→ Work required:
Retype the following records exactly and exclude the pictures.

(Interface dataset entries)

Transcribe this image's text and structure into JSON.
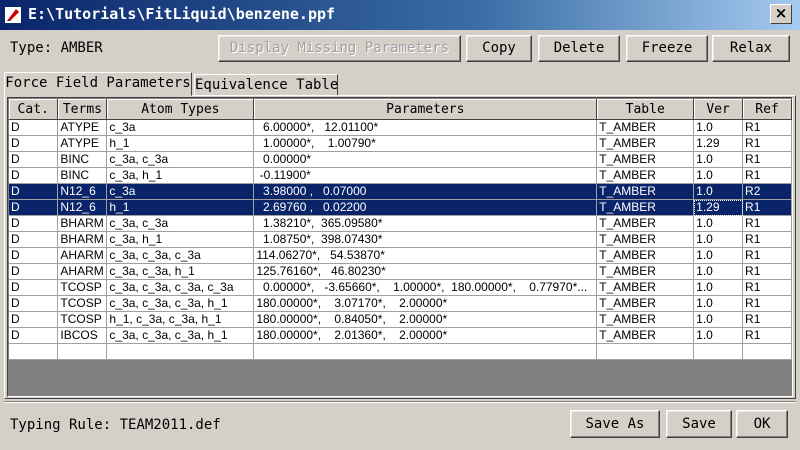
{
  "window": {
    "title": "E:\\Tutorials\\FitLiquid\\benzene.ppf",
    "close_label": "×"
  },
  "header": {
    "type_label": "Type: AMBER",
    "buttons": {
      "missing": "Display Missing Parameters",
      "copy": "Copy",
      "delete": "Delete",
      "freeze": "Freeze",
      "relax": "Relax"
    }
  },
  "tabs": [
    {
      "label": "Force Field Parameters",
      "active": true
    },
    {
      "label": "Equivalence Table",
      "active": false
    }
  ],
  "table": {
    "columns": [
      "Cat.",
      "Terms",
      "Atom Types",
      "Parameters",
      "Table",
      "Ver",
      "Ref"
    ],
    "rows": [
      [
        "D",
        "ATYPE",
        "c_3a",
        "  6.00000*,   12.01100*",
        "T_AMBER",
        "1.0",
        "R1"
      ],
      [
        "D",
        "ATYPE",
        "h_1",
        "  1.00000*,    1.00790*",
        "T_AMBER",
        "1.29",
        "R1"
      ],
      [
        "D",
        "BINC",
        "c_3a, c_3a",
        "  0.00000*",
        "T_AMBER",
        "1.0",
        "R1"
      ],
      [
        "D",
        "BINC",
        "c_3a, h_1",
        " -0.11900*",
        "T_AMBER",
        "1.0",
        "R1"
      ],
      [
        "D",
        "N12_6",
        "c_3a",
        "  3.98000 ,   0.07000",
        "T_AMBER",
        "1.0",
        "R2"
      ],
      [
        "D",
        "N12_6",
        "h_1",
        "  2.69760 ,   0.02200",
        "T_AMBER",
        "1.29",
        "R1"
      ],
      [
        "D",
        "BHARM",
        "c_3a, c_3a",
        "  1.38210*,  365.09580*",
        "T_AMBER",
        "1.0",
        "R1"
      ],
      [
        "D",
        "BHARM",
        "c_3a, h_1",
        "  1.08750*,  398.07430*",
        "T_AMBER",
        "1.0",
        "R1"
      ],
      [
        "D",
        "AHARM",
        "c_3a, c_3a, c_3a",
        "114.06270*,   54.53870*",
        "T_AMBER",
        "1.0",
        "R1"
      ],
      [
        "D",
        "AHARM",
        "c_3a, c_3a, h_1",
        "125.76160*,   46.80230*",
        "T_AMBER",
        "1.0",
        "R1"
      ],
      [
        "D",
        "TCOSP",
        "c_3a, c_3a, c_3a, c_3a",
        "  0.00000*,   -3.65660*,    1.00000*,  180.00000*,    0.77970*...",
        "T_AMBER",
        "1.0",
        "R1"
      ],
      [
        "D",
        "TCOSP",
        "c_3a, c_3a, c_3a, h_1",
        "180.00000*,    3.07170*,    2.00000*",
        "T_AMBER",
        "1.0",
        "R1"
      ],
      [
        "D",
        "TCOSP",
        "h_1, c_3a, c_3a, h_1",
        "180.00000*,    0.84050*,    2.00000*",
        "T_AMBER",
        "1.0",
        "R1"
      ],
      [
        "D",
        "IBCOS",
        "c_3a, c_3a, c_3a, h_1",
        "180.00000*,    2.01360*,    2.00000*",
        "T_AMBER",
        "1.0",
        "R1"
      ]
    ],
    "selected_rows": [
      4,
      5
    ]
  },
  "footer": {
    "typing_rule": "Typing Rule: TEAM2011.def",
    "buttons": {
      "save_as": "Save As",
      "save": "Save",
      "ok": "OK"
    }
  },
  "colors": {
    "title_bar": "#0a246a",
    "selection": "#0a246a",
    "face": "#d4d0c8"
  }
}
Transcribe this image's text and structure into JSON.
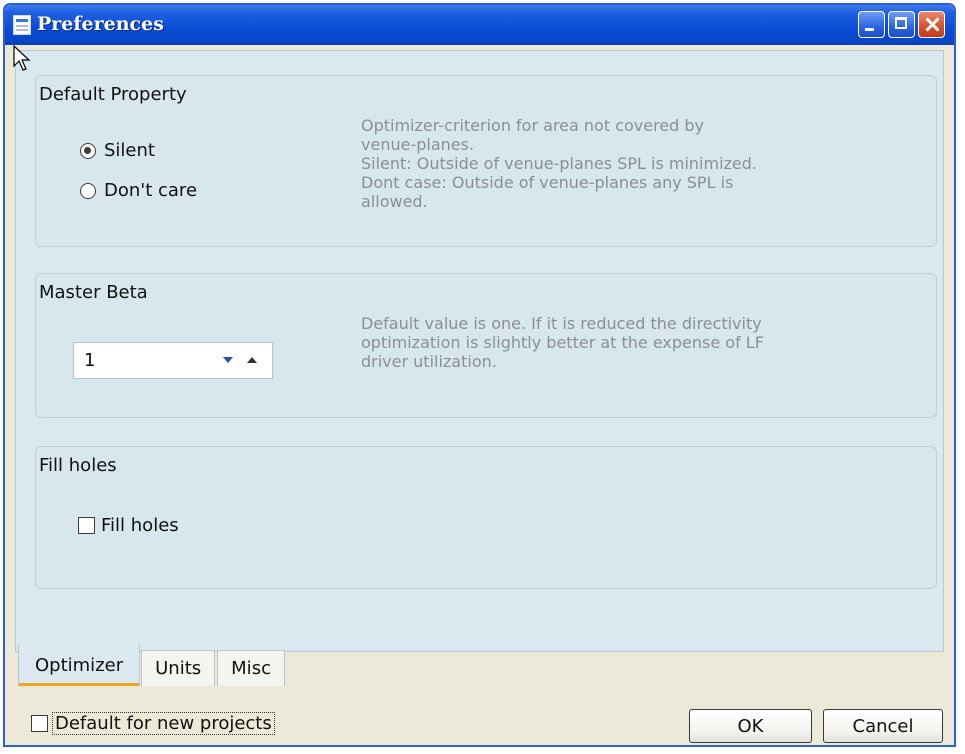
{
  "window": {
    "title": "Preferences"
  },
  "default_property": {
    "group_title": "Default Property",
    "options": [
      {
        "label": "Silent",
        "selected": true
      },
      {
        "label": "Don't care",
        "selected": false
      }
    ],
    "description_lines": [
      "Optimizer-criterion for area not covered by",
      "venue-planes.",
      "Silent: Outside of venue-planes SPL is minimized.",
      "Dont case: Outside of venue-planes any SPL is",
      "allowed."
    ]
  },
  "master_beta": {
    "group_title": "Master Beta",
    "value": "1",
    "description_lines": [
      "Default value is one. If it is reduced the directivity",
      "optimization is slightly better at the expense of LF",
      "driver utilization."
    ]
  },
  "fill_holes": {
    "group_title": "Fill holes",
    "checkbox_label": "Fill holes",
    "checked": false
  },
  "tabs": [
    {
      "label": "Optimizer",
      "active": true
    },
    {
      "label": "Units",
      "active": false
    },
    {
      "label": "Misc",
      "active": false
    }
  ],
  "footer": {
    "default_checkbox_label": "Default for new projects",
    "default_checked": false,
    "ok_label": "OK",
    "cancel_label": "Cancel"
  },
  "colors": {
    "titlebar": "#0a4bd6",
    "panel_background": "#dbe8ef",
    "description_text": "#8a8f93",
    "active_tab_underline": "#e8a520",
    "close_button": "#d8502c"
  },
  "icons": {
    "window": "document-icon",
    "minimize": "minimize-icon",
    "maximize": "maximize-icon",
    "close": "close-icon",
    "spin_down": "chevron-down-icon",
    "spin_up": "chevron-up-icon",
    "cursor": "mouse-pointer-icon"
  }
}
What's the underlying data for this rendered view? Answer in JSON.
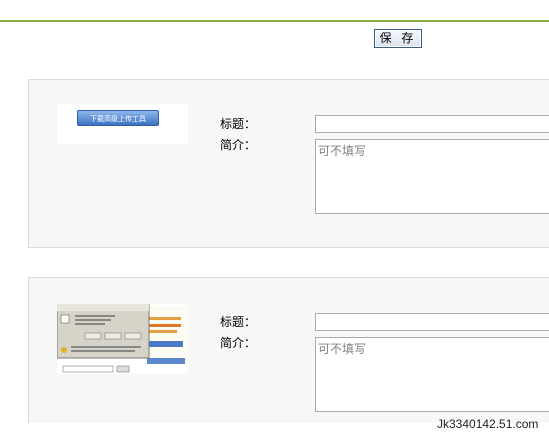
{
  "toolbar": {
    "save_label": "保 存"
  },
  "items": [
    {
      "thumbnail_button_text": "下载高级上传工具",
      "title_label": "标题：",
      "title_value": "",
      "desc_label": "简介：",
      "desc_placeholder": "可不填写"
    },
    {
      "title_label": "标题：",
      "title_value": "",
      "desc_label": "简介：",
      "desc_placeholder": "可不填写"
    }
  ],
  "watermark": "Jk3340142.51.com",
  "colors": {
    "accent_line": "#8aaa46",
    "panel_bg": "#f7f7f7",
    "input_border": "#a5acb5"
  }
}
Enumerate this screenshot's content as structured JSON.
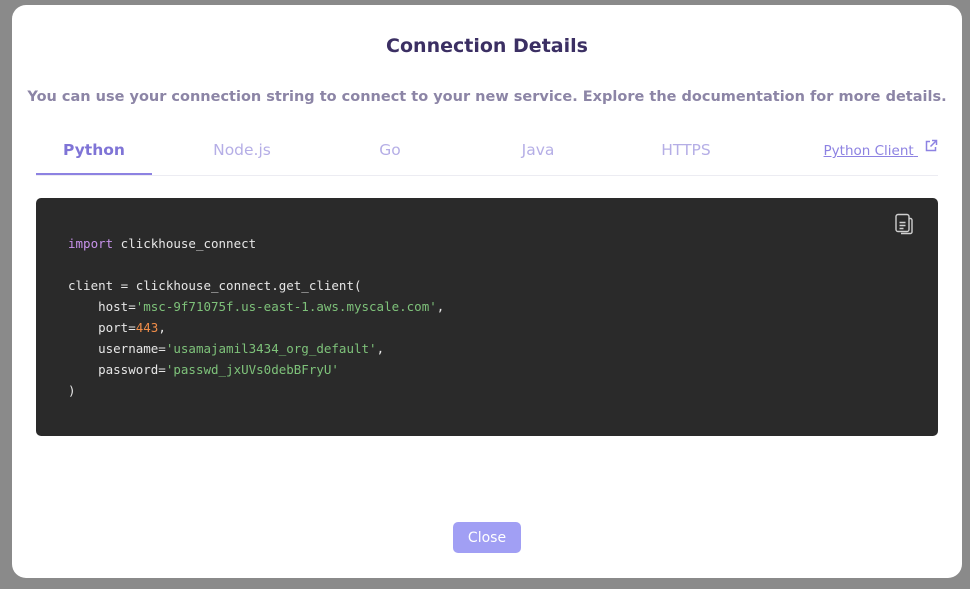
{
  "dialog": {
    "title": "Connection Details",
    "subtitle": "You can use your connection string to connect to your new service. Explore the documentation for more details."
  },
  "tabs": [
    {
      "label": "Python",
      "active": true
    },
    {
      "label": "Node.js",
      "active": false
    },
    {
      "label": "Go",
      "active": false
    },
    {
      "label": "Java",
      "active": false
    },
    {
      "label": "HTTPS",
      "active": false
    }
  ],
  "client_link": {
    "label": "Python Client",
    "icon": "external-link-icon"
  },
  "code": {
    "import_kw": "import",
    "module": " clickhouse_connect",
    "client_line": "client = clickhouse_connect.get_client(",
    "host_key": "    host=",
    "host_val": "'msc-9f71075f.us-east-1.aws.myscale.com'",
    "port_key": "    port=",
    "port_val": "443",
    "username_key": "    username=",
    "username_val": "'usamajamil3434_org_default'",
    "password_key": "    password=",
    "password_val": "'passwd_jxUVs0debBFryU'",
    "closing": ")",
    "comma": ",",
    "copy_icon": "copy-icon"
  },
  "footer": {
    "close_label": "Close"
  },
  "colors": {
    "accent": "#8d82e2",
    "code_bg": "#2a2a2a",
    "string": "#7ec27a",
    "number": "#f08d49",
    "keyword": "#c792ea",
    "close_button": "#a19ff4"
  }
}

→ Result below:
Transcribe this image's text and structure into JSON.
{
  "window": {
    "title": "E:\\Tutorials\\FitLiquid\\benzene.ppf",
    "close_label": "×"
  },
  "header": {
    "type_label": "Type: AMBER",
    "buttons": {
      "missing": "Display Missing Parameters",
      "copy": "Copy",
      "delete": "Delete",
      "freeze": "Freeze",
      "relax": "Relax"
    }
  },
  "tabs": [
    {
      "label": "Force Field Parameters",
      "active": true
    },
    {
      "label": "Equivalence Table",
      "active": false
    }
  ],
  "table": {
    "columns": [
      "Cat.",
      "Terms",
      "Atom Types",
      "Parameters",
      "Table",
      "Ver",
      "Ref"
    ],
    "rows": [
      [
        "D",
        "ATYPE",
        "c_3a",
        "  6.00000*,   12.01100*",
        "T_AMBER",
        "1.0",
        "R1"
      ],
      [
        "D",
        "ATYPE",
        "h_1",
        "  1.00000*,    1.00790*",
        "T_AMBER",
        "1.29",
        "R1"
      ],
      [
        "D",
        "BINC",
        "c_3a, c_3a",
        "  0.00000*",
        "T_AMBER",
        "1.0",
        "R1"
      ],
      [
        "D",
        "BINC",
        "c_3a, h_1",
        " -0.11900*",
        "T_AMBER",
        "1.0",
        "R1"
      ],
      [
        "D",
        "N12_6",
        "c_3a",
        "  3.98000 ,   0.07000",
        "T_AMBER",
        "1.0",
        "R2"
      ],
      [
        "D",
        "N12_6",
        "h_1",
        "  2.69760 ,   0.02200",
        "T_AMBER",
        "1.29",
        "R1"
      ],
      [
        "D",
        "BHARM",
        "c_3a, c_3a",
        "  1.38210*,  365.09580*",
        "T_AMBER",
        "1.0",
        "R1"
      ],
      [
        "D",
        "BHARM",
        "c_3a, h_1",
        "  1.08750*,  398.07430*",
        "T_AMBER",
        "1.0",
        "R1"
      ],
      [
        "D",
        "AHARM",
        "c_3a, c_3a, c_3a",
        "114.06270*,   54.53870*",
        "T_AMBER",
        "1.0",
        "R1"
      ],
      [
        "D",
        "AHARM",
        "c_3a, c_3a, h_1",
        "125.76160*,   46.80230*",
        "T_AMBER",
        "1.0",
        "R1"
      ],
      [
        "D",
        "TCOSP",
        "c_3a, c_3a, c_3a, c_3a",
        "  0.00000*,   -3.65660*,    1.00000*,  180.00000*,    0.77970*...",
        "T_AMBER",
        "1.0",
        "R1"
      ],
      [
        "D",
        "TCOSP",
        "c_3a, c_3a, c_3a, h_1",
        "180.00000*,    3.07170*,    2.00000*",
        "T_AMBER",
        "1.0",
        "R1"
      ],
      [
        "D",
        "TCOSP",
        "h_1, c_3a, c_3a, h_1",
        "180.00000*,    0.84050*,    2.00000*",
        "T_AMBER",
        "1.0",
        "R1"
      ],
      [
        "D",
        "IBCOS",
        "c_3a, c_3a, c_3a, h_1",
        "180.00000*,    2.01360*,    2.00000*",
        "T_AMBER",
        "1.0",
        "R1"
      ]
    ],
    "selected_rows": [
      4,
      5
    ]
  },
  "footer": {
    "typing_rule": "Typing Rule: TEAM2011.def",
    "buttons": {
      "save_as": "Save As",
      "save": "Save",
      "ok": "OK"
    }
  },
  "colors": {
    "title_bar": "#0a246a",
    "selection": "#0a246a",
    "face": "#d4d0c8"
  }
}
Transcribe this image's text and structure into JSON.
{
  "window": {
    "title": "Preferences"
  },
  "default_property": {
    "group_title": "Default Property",
    "options": [
      {
        "label": "Silent",
        "selected": true
      },
      {
        "label": "Don't care",
        "selected": false
      }
    ],
    "description_lines": [
      "Optimizer-criterion for area not covered by",
      "venue-planes.",
      "Silent: Outside of venue-planes SPL is minimized.",
      "Dont case: Outside of venue-planes any SPL is",
      "allowed."
    ]
  },
  "master_beta": {
    "group_title": "Master Beta",
    "value": "1",
    "description_lines": [
      "Default value is one. If it is reduced the directivity",
      "optimization is slightly better at the expense of LF",
      "driver utilization."
    ]
  },
  "fill_holes": {
    "group_title": "Fill holes",
    "checkbox_label": "Fill holes",
    "checked": false
  },
  "tabs": [
    {
      "label": "Optimizer",
      "active": true
    },
    {
      "label": "Units",
      "active": false
    },
    {
      "label": "Misc",
      "active": false
    }
  ],
  "footer": {
    "default_checkbox_label": "Default for new projects",
    "default_checked": false,
    "ok_label": "OK",
    "cancel_label": "Cancel"
  },
  "colors": {
    "titlebar": "#0a4bd6",
    "panel_background": "#dbe8ef",
    "description_text": "#8a8f93",
    "active_tab_underline": "#e8a520",
    "close_button": "#d8502c"
  },
  "icons": {
    "window": "document-icon",
    "minimize": "minimize-icon",
    "maximize": "maximize-icon",
    "close": "close-icon",
    "spin_down": "chevron-down-icon",
    "spin_up": "chevron-up-icon",
    "cursor": "mouse-pointer-icon"
  }
}
What's the underlying data for this rendered view? Answer in JSON.
{
  "toolbar": {
    "save_label": "保 存"
  },
  "items": [
    {
      "thumbnail_button_text": "下载高级上传工具",
      "title_label": "标题：",
      "title_value": "",
      "desc_label": "简介：",
      "desc_placeholder": "可不填写"
    },
    {
      "title_label": "标题：",
      "title_value": "",
      "desc_label": "简介：",
      "desc_placeholder": "可不填写"
    }
  ],
  "watermark": "Jk3340142.51.com",
  "colors": {
    "accent_line": "#8aaa46",
    "panel_bg": "#f7f7f7",
    "input_border": "#a5acb5"
  }
}
Enumerate this screenshot's content as structured JSON.
{
  "dialog": {
    "title": "Connection Details",
    "subtitle": "You can use your connection string to connect to your new service. Explore the documentation for more details."
  },
  "tabs": [
    {
      "label": "Python",
      "active": true
    },
    {
      "label": "Node.js",
      "active": false
    },
    {
      "label": "Go",
      "active": false
    },
    {
      "label": "Java",
      "active": false
    },
    {
      "label": "HTTPS",
      "active": false
    }
  ],
  "client_link": {
    "label": "Python Client",
    "icon": "external-link-icon"
  },
  "code": {
    "import_kw": "import",
    "module": " clickhouse_connect",
    "client_line": "client = clickhouse_connect.get_client(",
    "host_key": "    host=",
    "host_val": "'msc-9f71075f.us-east-1.aws.myscale.com'",
    "port_key": "    port=",
    "port_val": "443",
    "username_key": "    username=",
    "username_val": "'usamajamil3434_org_default'",
    "password_key": "    password=",
    "password_val": "'passwd_jxUVs0debBFryU'",
    "closing": ")",
    "comma": ",",
    "copy_icon": "copy-icon"
  },
  "footer": {
    "close_label": "Close"
  },
  "colors": {
    "accent": "#8d82e2",
    "code_bg": "#2a2a2a",
    "string": "#7ec27a",
    "number": "#f08d49",
    "keyword": "#c792ea",
    "close_button": "#a19ff4"
  }
}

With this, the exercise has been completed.